(Data to examine Opens)

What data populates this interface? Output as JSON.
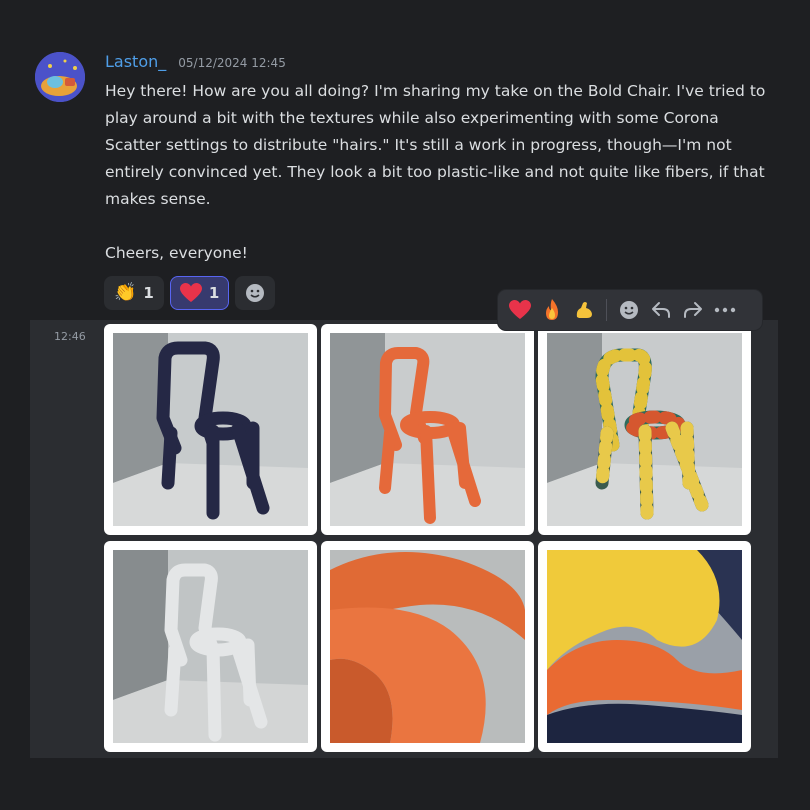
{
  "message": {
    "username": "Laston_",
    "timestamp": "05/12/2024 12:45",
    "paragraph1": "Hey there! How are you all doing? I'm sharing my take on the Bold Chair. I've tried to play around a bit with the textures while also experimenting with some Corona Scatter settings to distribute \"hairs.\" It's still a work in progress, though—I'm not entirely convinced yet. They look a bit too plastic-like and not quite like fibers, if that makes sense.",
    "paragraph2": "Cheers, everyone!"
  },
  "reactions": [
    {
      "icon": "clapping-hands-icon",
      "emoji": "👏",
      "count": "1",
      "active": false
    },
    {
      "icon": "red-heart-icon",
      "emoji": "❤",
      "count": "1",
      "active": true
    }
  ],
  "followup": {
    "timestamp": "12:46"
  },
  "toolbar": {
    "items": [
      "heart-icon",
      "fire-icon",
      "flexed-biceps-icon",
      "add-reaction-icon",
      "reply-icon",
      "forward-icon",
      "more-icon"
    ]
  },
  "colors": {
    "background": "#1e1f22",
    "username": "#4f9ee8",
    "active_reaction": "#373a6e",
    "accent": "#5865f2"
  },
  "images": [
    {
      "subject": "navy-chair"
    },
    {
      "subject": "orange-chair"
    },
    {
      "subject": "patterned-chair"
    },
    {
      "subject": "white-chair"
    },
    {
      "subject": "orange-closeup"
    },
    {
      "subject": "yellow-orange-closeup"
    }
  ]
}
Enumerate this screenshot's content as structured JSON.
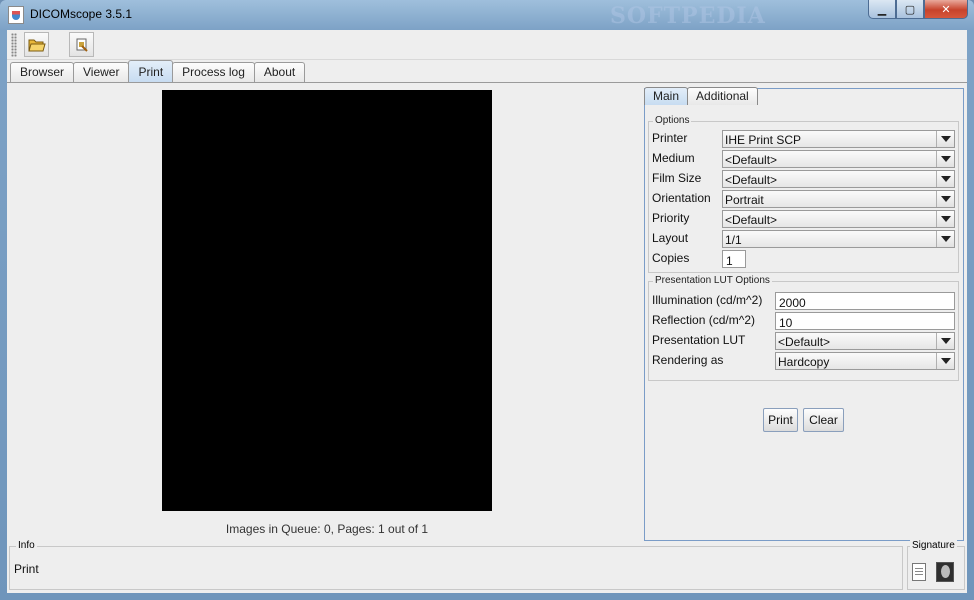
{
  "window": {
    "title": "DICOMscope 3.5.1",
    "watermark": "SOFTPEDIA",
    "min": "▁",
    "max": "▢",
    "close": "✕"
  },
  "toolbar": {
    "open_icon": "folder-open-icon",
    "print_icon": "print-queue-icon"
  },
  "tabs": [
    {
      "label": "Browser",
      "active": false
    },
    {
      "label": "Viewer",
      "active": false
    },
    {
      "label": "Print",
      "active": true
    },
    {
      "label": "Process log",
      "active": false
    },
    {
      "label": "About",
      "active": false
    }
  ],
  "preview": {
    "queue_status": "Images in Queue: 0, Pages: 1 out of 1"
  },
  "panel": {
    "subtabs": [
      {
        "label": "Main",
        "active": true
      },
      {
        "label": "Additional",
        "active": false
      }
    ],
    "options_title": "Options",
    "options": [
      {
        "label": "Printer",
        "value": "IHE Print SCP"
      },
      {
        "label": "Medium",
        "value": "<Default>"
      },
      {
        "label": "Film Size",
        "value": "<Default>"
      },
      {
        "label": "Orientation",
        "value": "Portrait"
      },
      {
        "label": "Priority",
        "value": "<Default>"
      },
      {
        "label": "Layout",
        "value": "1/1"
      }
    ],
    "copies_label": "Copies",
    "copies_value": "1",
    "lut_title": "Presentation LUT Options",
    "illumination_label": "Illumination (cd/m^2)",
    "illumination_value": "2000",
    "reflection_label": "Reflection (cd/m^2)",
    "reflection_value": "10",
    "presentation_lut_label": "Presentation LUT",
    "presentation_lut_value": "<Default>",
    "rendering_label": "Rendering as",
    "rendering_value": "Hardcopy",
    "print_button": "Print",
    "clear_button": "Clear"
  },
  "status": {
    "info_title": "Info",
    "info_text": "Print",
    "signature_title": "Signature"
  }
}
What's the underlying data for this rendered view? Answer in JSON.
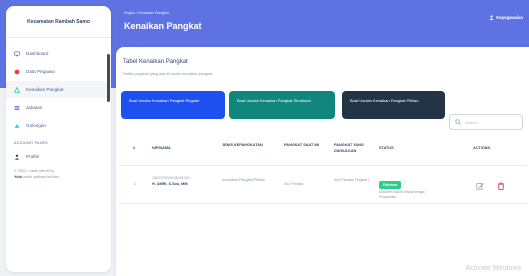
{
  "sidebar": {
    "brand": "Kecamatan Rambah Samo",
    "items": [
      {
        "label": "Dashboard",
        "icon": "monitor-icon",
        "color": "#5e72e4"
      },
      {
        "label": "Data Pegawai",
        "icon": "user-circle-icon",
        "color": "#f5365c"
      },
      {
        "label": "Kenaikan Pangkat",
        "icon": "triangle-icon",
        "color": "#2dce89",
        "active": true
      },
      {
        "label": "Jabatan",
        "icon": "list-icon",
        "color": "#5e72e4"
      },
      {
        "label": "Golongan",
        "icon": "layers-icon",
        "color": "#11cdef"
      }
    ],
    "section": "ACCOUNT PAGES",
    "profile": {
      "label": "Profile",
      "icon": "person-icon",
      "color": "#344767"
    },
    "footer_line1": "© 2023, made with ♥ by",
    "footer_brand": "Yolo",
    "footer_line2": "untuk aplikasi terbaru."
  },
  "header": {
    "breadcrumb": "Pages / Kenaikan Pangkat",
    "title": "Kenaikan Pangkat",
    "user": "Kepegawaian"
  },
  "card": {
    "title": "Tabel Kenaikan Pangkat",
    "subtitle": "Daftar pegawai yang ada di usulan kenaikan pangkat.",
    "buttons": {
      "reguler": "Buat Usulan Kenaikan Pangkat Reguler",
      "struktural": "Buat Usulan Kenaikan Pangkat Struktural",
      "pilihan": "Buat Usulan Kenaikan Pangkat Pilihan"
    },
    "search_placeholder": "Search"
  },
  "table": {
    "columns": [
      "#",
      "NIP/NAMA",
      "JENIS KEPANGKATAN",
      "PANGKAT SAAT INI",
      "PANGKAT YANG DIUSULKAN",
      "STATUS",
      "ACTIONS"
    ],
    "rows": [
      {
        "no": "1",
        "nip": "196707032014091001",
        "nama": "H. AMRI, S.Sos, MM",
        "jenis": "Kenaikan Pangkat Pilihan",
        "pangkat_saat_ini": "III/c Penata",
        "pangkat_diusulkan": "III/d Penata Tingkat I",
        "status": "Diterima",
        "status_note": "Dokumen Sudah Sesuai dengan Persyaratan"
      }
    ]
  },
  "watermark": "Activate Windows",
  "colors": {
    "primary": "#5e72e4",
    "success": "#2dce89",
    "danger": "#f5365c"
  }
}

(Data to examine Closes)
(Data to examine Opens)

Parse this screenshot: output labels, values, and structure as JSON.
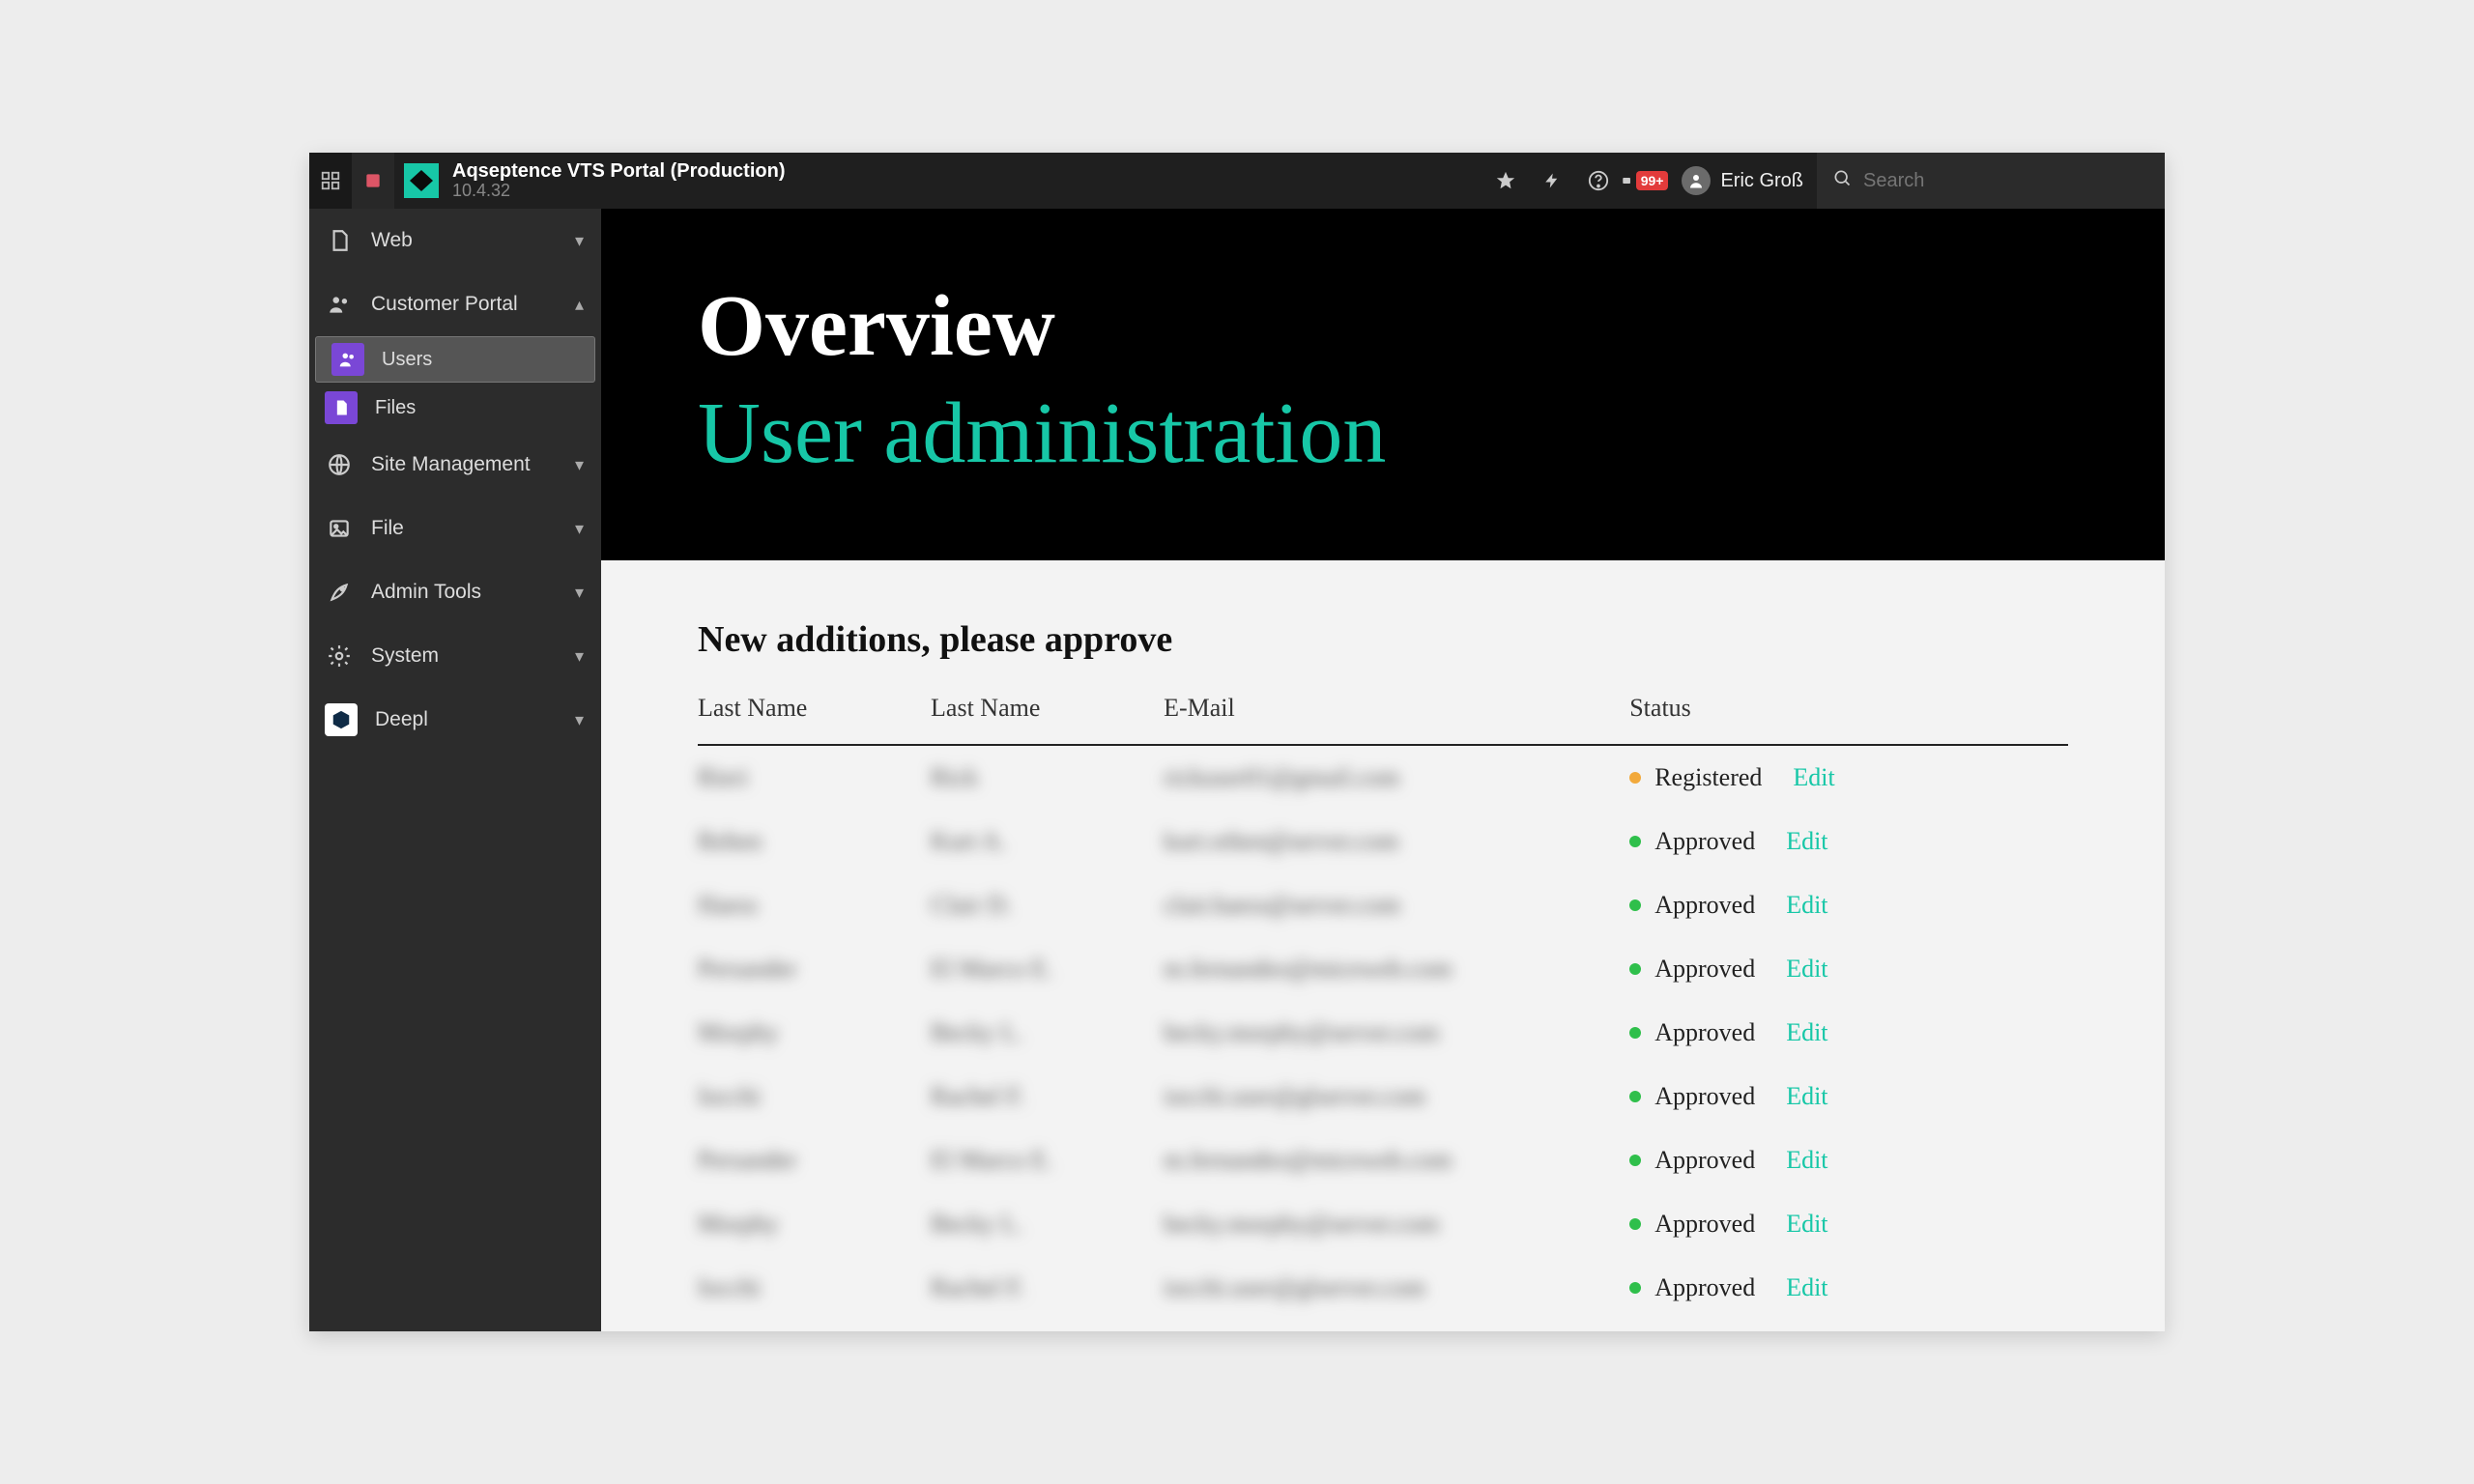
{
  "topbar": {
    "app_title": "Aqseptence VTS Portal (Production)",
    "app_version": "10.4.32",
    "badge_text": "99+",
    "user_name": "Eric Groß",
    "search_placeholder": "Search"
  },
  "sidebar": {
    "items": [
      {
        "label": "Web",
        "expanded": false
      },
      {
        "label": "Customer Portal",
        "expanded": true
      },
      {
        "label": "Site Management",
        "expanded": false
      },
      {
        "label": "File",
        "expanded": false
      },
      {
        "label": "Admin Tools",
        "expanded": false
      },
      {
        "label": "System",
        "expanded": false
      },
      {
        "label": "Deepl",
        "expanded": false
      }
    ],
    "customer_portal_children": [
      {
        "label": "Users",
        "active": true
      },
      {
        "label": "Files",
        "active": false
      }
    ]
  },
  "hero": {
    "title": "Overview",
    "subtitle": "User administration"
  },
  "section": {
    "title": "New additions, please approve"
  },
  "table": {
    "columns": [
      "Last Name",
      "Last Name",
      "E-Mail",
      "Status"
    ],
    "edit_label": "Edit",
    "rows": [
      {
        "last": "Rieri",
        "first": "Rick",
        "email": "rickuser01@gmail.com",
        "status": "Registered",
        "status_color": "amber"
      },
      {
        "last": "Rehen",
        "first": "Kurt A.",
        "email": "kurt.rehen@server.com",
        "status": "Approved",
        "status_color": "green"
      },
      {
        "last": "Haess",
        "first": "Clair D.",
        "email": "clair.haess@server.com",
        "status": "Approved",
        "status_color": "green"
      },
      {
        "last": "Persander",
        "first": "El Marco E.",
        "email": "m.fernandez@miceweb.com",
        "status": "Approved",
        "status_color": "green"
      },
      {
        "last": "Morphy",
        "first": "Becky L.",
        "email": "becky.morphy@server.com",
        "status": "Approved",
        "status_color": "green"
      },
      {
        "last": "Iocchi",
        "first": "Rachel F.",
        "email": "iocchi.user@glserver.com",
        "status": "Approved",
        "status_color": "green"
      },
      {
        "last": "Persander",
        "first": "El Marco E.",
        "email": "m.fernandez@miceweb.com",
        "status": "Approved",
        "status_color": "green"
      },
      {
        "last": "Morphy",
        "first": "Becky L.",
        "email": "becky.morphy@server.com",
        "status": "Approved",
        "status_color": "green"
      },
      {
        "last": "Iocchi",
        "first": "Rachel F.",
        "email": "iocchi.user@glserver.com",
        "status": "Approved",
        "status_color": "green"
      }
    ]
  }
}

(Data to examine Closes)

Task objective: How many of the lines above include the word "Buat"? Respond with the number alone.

Result below: 3